**Stored data:**
——
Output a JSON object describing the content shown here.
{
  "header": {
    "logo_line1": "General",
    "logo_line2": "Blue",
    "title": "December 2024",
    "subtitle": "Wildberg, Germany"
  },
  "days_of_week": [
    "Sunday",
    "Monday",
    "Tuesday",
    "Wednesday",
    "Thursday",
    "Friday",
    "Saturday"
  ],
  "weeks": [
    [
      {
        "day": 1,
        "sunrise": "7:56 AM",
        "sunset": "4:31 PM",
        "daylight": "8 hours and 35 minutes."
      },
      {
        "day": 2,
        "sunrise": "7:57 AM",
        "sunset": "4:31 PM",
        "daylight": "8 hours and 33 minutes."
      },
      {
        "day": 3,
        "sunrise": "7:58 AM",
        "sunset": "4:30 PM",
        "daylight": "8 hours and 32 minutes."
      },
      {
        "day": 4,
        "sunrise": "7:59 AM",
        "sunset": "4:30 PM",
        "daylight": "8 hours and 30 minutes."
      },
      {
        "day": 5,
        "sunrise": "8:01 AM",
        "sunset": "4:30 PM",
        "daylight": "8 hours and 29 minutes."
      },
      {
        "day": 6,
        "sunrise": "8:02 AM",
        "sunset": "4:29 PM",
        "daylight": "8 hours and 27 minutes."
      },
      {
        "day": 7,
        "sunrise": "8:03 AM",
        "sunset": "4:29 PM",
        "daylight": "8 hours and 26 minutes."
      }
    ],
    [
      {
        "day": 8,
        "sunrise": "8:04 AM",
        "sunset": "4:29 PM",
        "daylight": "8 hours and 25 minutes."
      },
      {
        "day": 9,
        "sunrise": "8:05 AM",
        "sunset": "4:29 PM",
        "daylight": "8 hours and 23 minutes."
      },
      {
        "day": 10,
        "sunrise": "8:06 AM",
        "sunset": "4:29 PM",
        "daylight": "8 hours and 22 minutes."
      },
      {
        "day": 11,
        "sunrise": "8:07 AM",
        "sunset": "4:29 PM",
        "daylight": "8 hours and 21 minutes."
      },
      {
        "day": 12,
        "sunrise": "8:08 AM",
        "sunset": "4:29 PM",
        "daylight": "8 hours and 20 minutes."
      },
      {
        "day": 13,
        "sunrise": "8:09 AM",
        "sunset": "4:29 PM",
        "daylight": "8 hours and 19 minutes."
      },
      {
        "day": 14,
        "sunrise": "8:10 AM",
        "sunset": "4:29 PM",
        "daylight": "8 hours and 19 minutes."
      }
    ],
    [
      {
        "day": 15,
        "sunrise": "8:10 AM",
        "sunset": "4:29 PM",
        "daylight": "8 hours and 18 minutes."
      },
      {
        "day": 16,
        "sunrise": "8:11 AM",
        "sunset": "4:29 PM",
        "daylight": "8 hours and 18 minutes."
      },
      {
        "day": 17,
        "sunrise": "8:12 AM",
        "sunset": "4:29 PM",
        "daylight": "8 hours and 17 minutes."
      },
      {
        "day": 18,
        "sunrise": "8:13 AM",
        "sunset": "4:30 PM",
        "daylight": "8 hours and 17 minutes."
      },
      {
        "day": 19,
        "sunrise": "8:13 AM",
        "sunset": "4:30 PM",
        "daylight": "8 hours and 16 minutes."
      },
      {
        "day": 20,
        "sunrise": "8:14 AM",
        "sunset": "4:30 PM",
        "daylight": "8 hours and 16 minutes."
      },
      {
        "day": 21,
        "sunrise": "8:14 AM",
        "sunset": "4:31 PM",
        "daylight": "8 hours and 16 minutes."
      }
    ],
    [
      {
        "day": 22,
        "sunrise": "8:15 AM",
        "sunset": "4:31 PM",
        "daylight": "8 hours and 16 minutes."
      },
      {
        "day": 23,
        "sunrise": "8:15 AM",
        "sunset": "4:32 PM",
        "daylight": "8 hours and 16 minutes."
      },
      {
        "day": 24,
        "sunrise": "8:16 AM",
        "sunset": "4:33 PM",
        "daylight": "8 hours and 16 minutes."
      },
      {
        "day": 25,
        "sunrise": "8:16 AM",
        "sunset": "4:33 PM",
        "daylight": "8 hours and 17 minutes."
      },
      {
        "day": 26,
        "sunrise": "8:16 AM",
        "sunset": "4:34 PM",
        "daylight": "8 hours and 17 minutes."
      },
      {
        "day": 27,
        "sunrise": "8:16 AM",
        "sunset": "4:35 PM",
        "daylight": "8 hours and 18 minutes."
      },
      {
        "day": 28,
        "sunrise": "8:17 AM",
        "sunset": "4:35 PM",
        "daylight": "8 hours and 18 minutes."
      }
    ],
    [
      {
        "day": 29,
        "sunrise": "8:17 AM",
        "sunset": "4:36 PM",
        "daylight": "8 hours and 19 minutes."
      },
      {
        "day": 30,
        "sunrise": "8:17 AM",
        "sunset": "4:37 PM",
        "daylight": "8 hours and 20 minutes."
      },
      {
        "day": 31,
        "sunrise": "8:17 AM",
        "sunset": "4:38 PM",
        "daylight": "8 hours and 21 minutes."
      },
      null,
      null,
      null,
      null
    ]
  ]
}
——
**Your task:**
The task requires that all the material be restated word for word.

**Response area:**
Output a JSON object describing the content shown here.
{
  "header": {
    "logo_line1": "General",
    "logo_line2": "Blue",
    "title": "December 2024",
    "subtitle": "Wildberg, Germany"
  },
  "days_of_week": [
    "Sunday",
    "Monday",
    "Tuesday",
    "Wednesday",
    "Thursday",
    "Friday",
    "Saturday"
  ],
  "weeks": [
    [
      {
        "day": 1,
        "sunrise": "7:56 AM",
        "sunset": "4:31 PM",
        "daylight": "8 hours and 35 minutes."
      },
      {
        "day": 2,
        "sunrise": "7:57 AM",
        "sunset": "4:31 PM",
        "daylight": "8 hours and 33 minutes."
      },
      {
        "day": 3,
        "sunrise": "7:58 AM",
        "sunset": "4:30 PM",
        "daylight": "8 hours and 32 minutes."
      },
      {
        "day": 4,
        "sunrise": "7:59 AM",
        "sunset": "4:30 PM",
        "daylight": "8 hours and 30 minutes."
      },
      {
        "day": 5,
        "sunrise": "8:01 AM",
        "sunset": "4:30 PM",
        "daylight": "8 hours and 29 minutes."
      },
      {
        "day": 6,
        "sunrise": "8:02 AM",
        "sunset": "4:29 PM",
        "daylight": "8 hours and 27 minutes."
      },
      {
        "day": 7,
        "sunrise": "8:03 AM",
        "sunset": "4:29 PM",
        "daylight": "8 hours and 26 minutes."
      }
    ],
    [
      {
        "day": 8,
        "sunrise": "8:04 AM",
        "sunset": "4:29 PM",
        "daylight": "8 hours and 25 minutes."
      },
      {
        "day": 9,
        "sunrise": "8:05 AM",
        "sunset": "4:29 PM",
        "daylight": "8 hours and 23 minutes."
      },
      {
        "day": 10,
        "sunrise": "8:06 AM",
        "sunset": "4:29 PM",
        "daylight": "8 hours and 22 minutes."
      },
      {
        "day": 11,
        "sunrise": "8:07 AM",
        "sunset": "4:29 PM",
        "daylight": "8 hours and 21 minutes."
      },
      {
        "day": 12,
        "sunrise": "8:08 AM",
        "sunset": "4:29 PM",
        "daylight": "8 hours and 20 minutes."
      },
      {
        "day": 13,
        "sunrise": "8:09 AM",
        "sunset": "4:29 PM",
        "daylight": "8 hours and 19 minutes."
      },
      {
        "day": 14,
        "sunrise": "8:10 AM",
        "sunset": "4:29 PM",
        "daylight": "8 hours and 19 minutes."
      }
    ],
    [
      {
        "day": 15,
        "sunrise": "8:10 AM",
        "sunset": "4:29 PM",
        "daylight": "8 hours and 18 minutes."
      },
      {
        "day": 16,
        "sunrise": "8:11 AM",
        "sunset": "4:29 PM",
        "daylight": "8 hours and 18 minutes."
      },
      {
        "day": 17,
        "sunrise": "8:12 AM",
        "sunset": "4:29 PM",
        "daylight": "8 hours and 17 minutes."
      },
      {
        "day": 18,
        "sunrise": "8:13 AM",
        "sunset": "4:30 PM",
        "daylight": "8 hours and 17 minutes."
      },
      {
        "day": 19,
        "sunrise": "8:13 AM",
        "sunset": "4:30 PM",
        "daylight": "8 hours and 16 minutes."
      },
      {
        "day": 20,
        "sunrise": "8:14 AM",
        "sunset": "4:30 PM",
        "daylight": "8 hours and 16 minutes."
      },
      {
        "day": 21,
        "sunrise": "8:14 AM",
        "sunset": "4:31 PM",
        "daylight": "8 hours and 16 minutes."
      }
    ],
    [
      {
        "day": 22,
        "sunrise": "8:15 AM",
        "sunset": "4:31 PM",
        "daylight": "8 hours and 16 minutes."
      },
      {
        "day": 23,
        "sunrise": "8:15 AM",
        "sunset": "4:32 PM",
        "daylight": "8 hours and 16 minutes."
      },
      {
        "day": 24,
        "sunrise": "8:16 AM",
        "sunset": "4:33 PM",
        "daylight": "8 hours and 16 minutes."
      },
      {
        "day": 25,
        "sunrise": "8:16 AM",
        "sunset": "4:33 PM",
        "daylight": "8 hours and 17 minutes."
      },
      {
        "day": 26,
        "sunrise": "8:16 AM",
        "sunset": "4:34 PM",
        "daylight": "8 hours and 17 minutes."
      },
      {
        "day": 27,
        "sunrise": "8:16 AM",
        "sunset": "4:35 PM",
        "daylight": "8 hours and 18 minutes."
      },
      {
        "day": 28,
        "sunrise": "8:17 AM",
        "sunset": "4:35 PM",
        "daylight": "8 hours and 18 minutes."
      }
    ],
    [
      {
        "day": 29,
        "sunrise": "8:17 AM",
        "sunset": "4:36 PM",
        "daylight": "8 hours and 19 minutes."
      },
      {
        "day": 30,
        "sunrise": "8:17 AM",
        "sunset": "4:37 PM",
        "daylight": "8 hours and 20 minutes."
      },
      {
        "day": 31,
        "sunrise": "8:17 AM",
        "sunset": "4:38 PM",
        "daylight": "8 hours and 21 minutes."
      },
      null,
      null,
      null,
      null
    ]
  ]
}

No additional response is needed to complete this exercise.